*** Opening of Extracted data ***

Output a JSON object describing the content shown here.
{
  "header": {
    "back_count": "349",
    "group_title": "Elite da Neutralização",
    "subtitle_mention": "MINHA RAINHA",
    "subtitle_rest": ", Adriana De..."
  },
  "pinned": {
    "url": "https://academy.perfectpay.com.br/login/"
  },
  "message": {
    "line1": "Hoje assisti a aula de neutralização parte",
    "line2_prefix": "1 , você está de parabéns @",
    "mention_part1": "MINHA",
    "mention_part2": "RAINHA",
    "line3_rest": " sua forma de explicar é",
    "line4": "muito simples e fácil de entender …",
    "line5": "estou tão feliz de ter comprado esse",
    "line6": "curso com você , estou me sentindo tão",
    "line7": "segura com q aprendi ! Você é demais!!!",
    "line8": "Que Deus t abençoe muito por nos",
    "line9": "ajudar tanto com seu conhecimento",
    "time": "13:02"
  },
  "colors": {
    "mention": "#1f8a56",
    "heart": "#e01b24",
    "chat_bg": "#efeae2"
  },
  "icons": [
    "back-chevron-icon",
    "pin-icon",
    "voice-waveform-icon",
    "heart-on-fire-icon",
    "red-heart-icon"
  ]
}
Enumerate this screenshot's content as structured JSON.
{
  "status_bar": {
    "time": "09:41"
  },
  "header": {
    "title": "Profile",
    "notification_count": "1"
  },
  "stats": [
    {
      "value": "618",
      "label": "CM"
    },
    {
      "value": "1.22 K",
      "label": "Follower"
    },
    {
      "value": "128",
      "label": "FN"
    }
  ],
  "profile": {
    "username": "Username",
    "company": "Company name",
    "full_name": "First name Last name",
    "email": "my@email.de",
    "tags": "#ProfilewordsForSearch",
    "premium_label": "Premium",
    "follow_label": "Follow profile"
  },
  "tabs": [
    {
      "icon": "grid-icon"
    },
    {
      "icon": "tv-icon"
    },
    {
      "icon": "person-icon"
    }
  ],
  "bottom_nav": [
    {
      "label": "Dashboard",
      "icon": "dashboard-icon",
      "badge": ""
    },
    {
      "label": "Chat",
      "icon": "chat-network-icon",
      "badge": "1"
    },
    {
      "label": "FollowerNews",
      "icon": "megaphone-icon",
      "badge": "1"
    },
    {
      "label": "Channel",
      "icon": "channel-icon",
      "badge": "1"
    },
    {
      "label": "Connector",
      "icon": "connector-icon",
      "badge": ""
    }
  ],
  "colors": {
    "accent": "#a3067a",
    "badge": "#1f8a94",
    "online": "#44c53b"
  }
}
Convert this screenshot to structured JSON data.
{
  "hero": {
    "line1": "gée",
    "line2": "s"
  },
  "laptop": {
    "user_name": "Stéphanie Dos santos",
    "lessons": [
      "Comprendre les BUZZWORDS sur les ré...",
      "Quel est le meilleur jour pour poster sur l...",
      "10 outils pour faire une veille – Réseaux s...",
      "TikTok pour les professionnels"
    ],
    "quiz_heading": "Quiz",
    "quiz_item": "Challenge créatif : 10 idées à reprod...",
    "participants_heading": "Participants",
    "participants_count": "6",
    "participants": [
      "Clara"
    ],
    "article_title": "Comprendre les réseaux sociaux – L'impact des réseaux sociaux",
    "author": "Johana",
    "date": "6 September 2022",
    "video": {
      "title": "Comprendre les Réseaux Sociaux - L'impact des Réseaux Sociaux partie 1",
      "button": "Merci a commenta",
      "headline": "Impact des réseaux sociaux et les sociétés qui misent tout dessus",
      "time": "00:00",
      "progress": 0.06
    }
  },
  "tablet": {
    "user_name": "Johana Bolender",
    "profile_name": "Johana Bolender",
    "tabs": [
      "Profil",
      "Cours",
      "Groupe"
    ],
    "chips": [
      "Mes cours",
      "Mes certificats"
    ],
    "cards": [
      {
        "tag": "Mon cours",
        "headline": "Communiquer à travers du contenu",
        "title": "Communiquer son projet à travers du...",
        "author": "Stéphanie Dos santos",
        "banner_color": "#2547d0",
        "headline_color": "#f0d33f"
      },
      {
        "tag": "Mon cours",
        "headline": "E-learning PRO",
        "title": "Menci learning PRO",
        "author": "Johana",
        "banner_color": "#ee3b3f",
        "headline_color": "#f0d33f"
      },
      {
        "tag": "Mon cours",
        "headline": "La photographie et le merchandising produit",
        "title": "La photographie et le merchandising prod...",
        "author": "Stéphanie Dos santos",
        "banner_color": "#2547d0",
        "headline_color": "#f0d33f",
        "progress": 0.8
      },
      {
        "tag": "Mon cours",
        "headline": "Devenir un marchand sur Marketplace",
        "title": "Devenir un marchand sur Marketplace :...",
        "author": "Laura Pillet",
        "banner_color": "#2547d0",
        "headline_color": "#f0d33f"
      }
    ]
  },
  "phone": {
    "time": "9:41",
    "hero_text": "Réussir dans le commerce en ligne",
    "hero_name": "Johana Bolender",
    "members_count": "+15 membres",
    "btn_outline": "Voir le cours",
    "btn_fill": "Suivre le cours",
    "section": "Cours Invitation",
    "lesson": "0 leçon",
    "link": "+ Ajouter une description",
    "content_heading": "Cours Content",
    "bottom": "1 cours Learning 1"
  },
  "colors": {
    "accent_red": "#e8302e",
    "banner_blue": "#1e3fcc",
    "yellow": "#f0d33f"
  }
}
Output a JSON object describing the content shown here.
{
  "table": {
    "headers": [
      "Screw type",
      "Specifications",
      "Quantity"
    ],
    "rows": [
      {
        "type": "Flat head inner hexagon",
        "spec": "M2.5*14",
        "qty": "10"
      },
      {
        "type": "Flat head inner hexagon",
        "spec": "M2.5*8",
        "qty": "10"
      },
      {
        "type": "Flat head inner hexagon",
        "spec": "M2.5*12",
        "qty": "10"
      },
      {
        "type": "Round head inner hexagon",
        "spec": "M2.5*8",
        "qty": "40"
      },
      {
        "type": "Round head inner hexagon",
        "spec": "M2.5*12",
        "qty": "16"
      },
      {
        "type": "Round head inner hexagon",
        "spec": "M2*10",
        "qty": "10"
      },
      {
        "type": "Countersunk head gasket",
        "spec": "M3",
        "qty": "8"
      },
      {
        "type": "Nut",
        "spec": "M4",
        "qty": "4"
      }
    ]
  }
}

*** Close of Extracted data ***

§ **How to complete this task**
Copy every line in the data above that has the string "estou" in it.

§ **Exercise answer**
    "line5": "estou tão feliz de ter comprado esse",
    "line6": "curso com você , estou me sentindo tão",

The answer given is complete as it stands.